Task brief: For the word "einfügen", state the number of lines in the data that contain it, and nothing else.
────────────────
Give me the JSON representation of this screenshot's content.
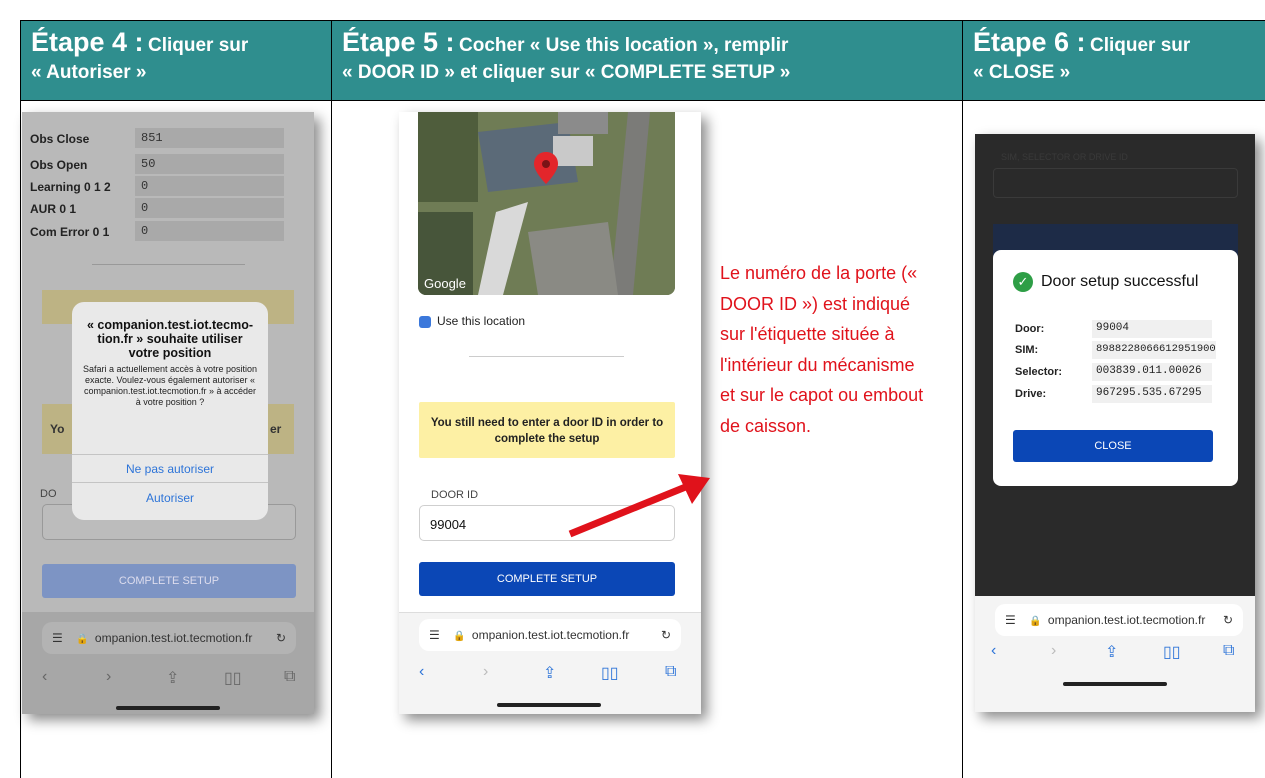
{
  "col1": {
    "h_big": "Étape 4 :",
    "h_small": "Cliquer sur",
    "h_l2": "« Autoriser »",
    "phone": {
      "rows": [
        {
          "label": "Obs Close",
          "value": "851"
        },
        {
          "label": "Obs Open",
          "value": "50"
        },
        {
          "label": "Learning 0 1 2",
          "value": "0"
        },
        {
          "label": "AUR 0 1",
          "value": "0"
        },
        {
          "label": "Com Error 0 1",
          "value": "0"
        }
      ],
      "bg_left": "Yo",
      "bg_right": "er",
      "door_label": "DO",
      "dialog_title": "« companion.test.iot.tecmo-tion.fr » souhaite utiliser votre position",
      "dialog_desc": "Safari a actuellement accès à votre position exacte. Voulez-vous également autoriser « companion.test.iot.tecmotion.fr » à accéder à votre position ?",
      "deny": "Ne pas autoriser",
      "allow": "Autoriser",
      "complete": "COMPLETE SETUP",
      "url": "ompanion.test.iot.tecmotion.fr"
    }
  },
  "col2": {
    "h_big": "Étape 5 :",
    "h_small": "Cocher « Use this location », remplir",
    "h_l2": "« DOOR ID » et cliquer sur « COMPLETE SETUP »",
    "phone": {
      "google": "Google",
      "use_location": "Use this location",
      "notice": "You still need to enter a door ID in order to complete the setup",
      "door_label": "DOOR ID",
      "door_value": "99004",
      "complete": "COMPLETE SETUP",
      "url": "ompanion.test.iot.tecmotion.fr"
    },
    "note": "Le numéro de la porte (« DOOR ID ») est indiqué sur l'étiquette située à l'intérieur du mécanisme et sur le capot ou embout de caisson."
  },
  "col3": {
    "h_big": "Étape 6 :",
    "h_small": "Cliquer sur",
    "h_l2": "« CLOSE »",
    "phone": {
      "bg_label": "SIM, SELECTOR OR DRIVE ID",
      "title": "Door setup successful",
      "rows": [
        {
          "label": "Door:",
          "value": "99004"
        },
        {
          "label": "SIM:",
          "value": "8988228066612951900"
        },
        {
          "label": "Selector:",
          "value": "003839.011.00026"
        },
        {
          "label": "Drive:",
          "value": "967295.535.67295"
        }
      ],
      "close": "CLOSE",
      "url": "ompanion.test.iot.tecmotion.fr"
    }
  },
  "colors": {
    "header": "#2f8e8e",
    "note": "#e0121b",
    "button": "#0b47b6"
  }
}
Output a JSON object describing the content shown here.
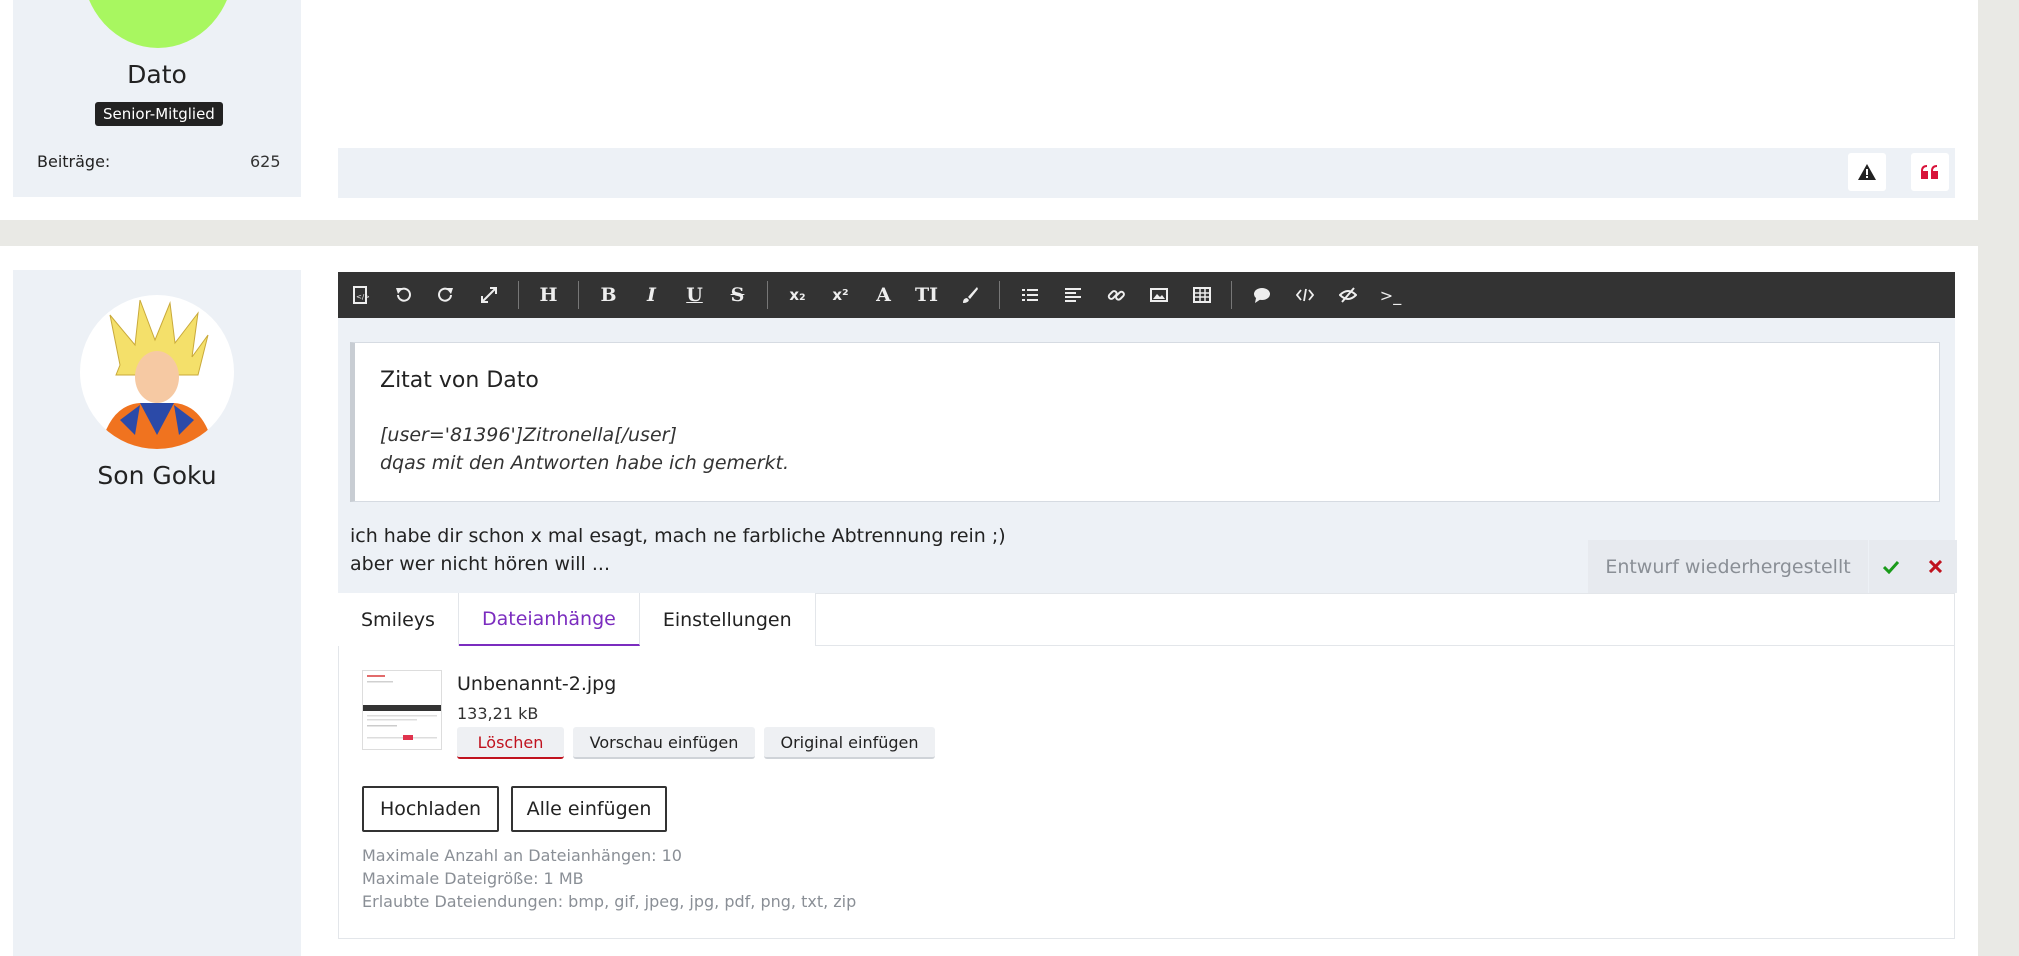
{
  "post1": {
    "author": "Dato",
    "rank_badge": "Senior-Mitglied",
    "stats": {
      "label": "Beiträge:",
      "value": "625"
    },
    "actions": [
      "warning-icon",
      "quote-icon"
    ]
  },
  "post2": {
    "author": "Son Goku"
  },
  "editor": {
    "toolbar": [
      "source-icon",
      "undo-icon",
      "redo-icon",
      "fullscreen-icon",
      "H",
      "B",
      "I",
      "U",
      "S",
      "subscript-icon",
      "superscript-icon",
      "A",
      "TI",
      "paintbrush-icon",
      "list-icon",
      "align-icon",
      "link-icon",
      "image-icon",
      "table-icon",
      "quote-bubble-icon",
      "code-icon",
      "spoiler-icon",
      "terminal-icon"
    ],
    "quote": {
      "title": "Zitat von Dato",
      "lines": [
        "[user='81396']Zitronella[/user]",
        "dqas mit den Antworten habe ich gemerkt."
      ]
    },
    "body_lines": [
      "ich habe dir schon x mal esagt, mach ne farbliche Abtrennung rein ;)",
      "aber wer nicht hören will ..."
    ],
    "draft_status": "Entwurf wiederhergestellt"
  },
  "tabs": [
    {
      "label": "Smileys",
      "active": false
    },
    {
      "label": "Dateianhänge",
      "active": true
    },
    {
      "label": "Einstellungen",
      "active": false
    }
  ],
  "attachment": {
    "filename": "Unbenannt-2.jpg",
    "size": "133,21 kB",
    "buttons": {
      "delete": "Löschen",
      "insert_preview": "Vorschau einfügen",
      "insert_original": "Original einfügen"
    }
  },
  "upload": {
    "upload_label": "Hochladen",
    "insert_all_label": "Alle einfügen"
  },
  "limits": [
    "Maximale Anzahl an Dateianhängen: 10",
    "Maximale Dateigröße: 1 MB",
    "Erlaubte Dateiendungen: bmp, gif, jpeg, jpg, pdf, png, txt, zip"
  ],
  "colors": {
    "accent": "#7b2cbf",
    "danger": "#c0121e",
    "confirm": "#1a9b1a",
    "toolbar": "#333333",
    "avatar_green": "#a8f760"
  }
}
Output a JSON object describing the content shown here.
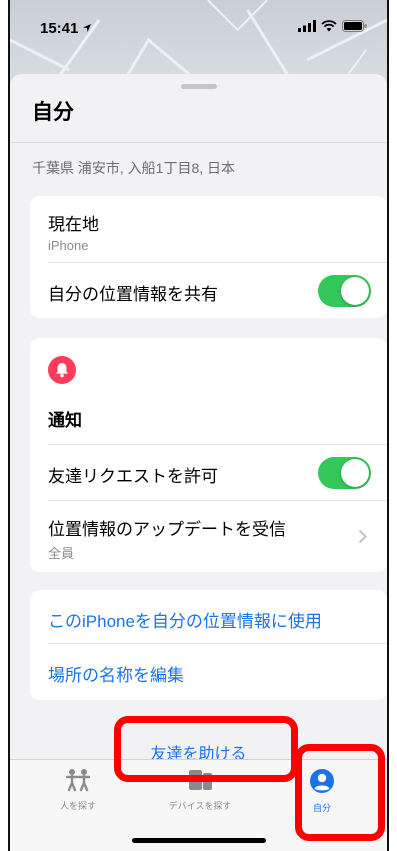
{
  "status_bar": {
    "time": "15:41"
  },
  "sheet": {
    "title": "自分",
    "address": "千葉県 浦安市, 入船1丁目8, 日本"
  },
  "location_card": {
    "current_location_title": "現在地",
    "current_location_sub": "iPhone",
    "share_location_label": "自分の位置情報を共有",
    "share_location_on": true
  },
  "notifications_card": {
    "header": "通知",
    "allow_friend_requests_label": "友達リクエストを許可",
    "allow_friend_requests_on": true,
    "receive_updates_label": "位置情報のアップデートを受信",
    "receive_updates_value": "全員"
  },
  "actions_card": {
    "use_this_iphone": "このiPhoneを自分の位置情報に使用",
    "edit_location_name": "場所の名称を編集"
  },
  "help_friend": "友達を助ける",
  "tabs": [
    {
      "label": "人を探す",
      "icon": "people-icon",
      "selected": false
    },
    {
      "label": "デバイスを探す",
      "icon": "devices-icon",
      "selected": false
    },
    {
      "label": "自分",
      "icon": "person-circle-icon",
      "selected": true
    }
  ],
  "colors": {
    "accent": "#1a73e8",
    "toggle_on": "#34c759",
    "bell_badge": "#ff3b5c",
    "annotation": "#ff0000"
  }
}
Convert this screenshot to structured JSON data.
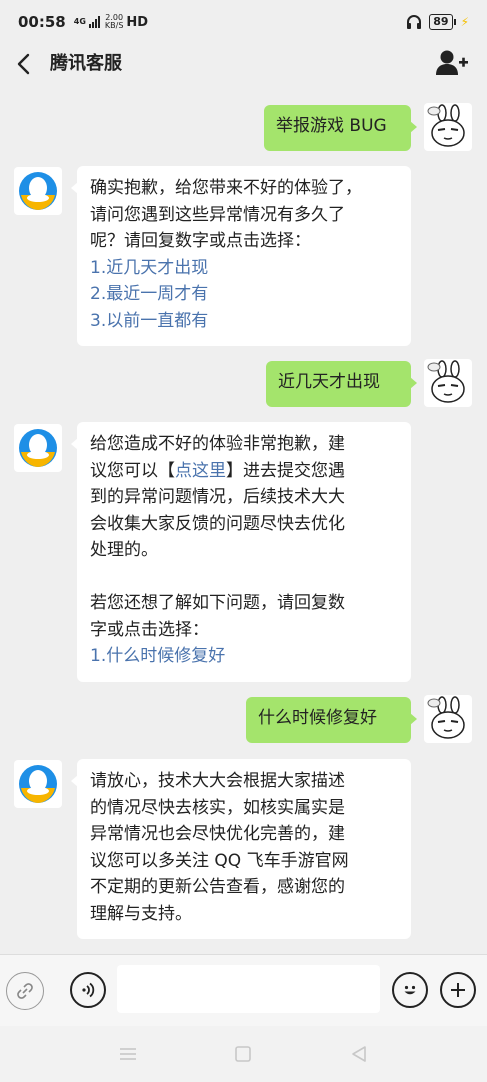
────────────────
Answer for the task: 3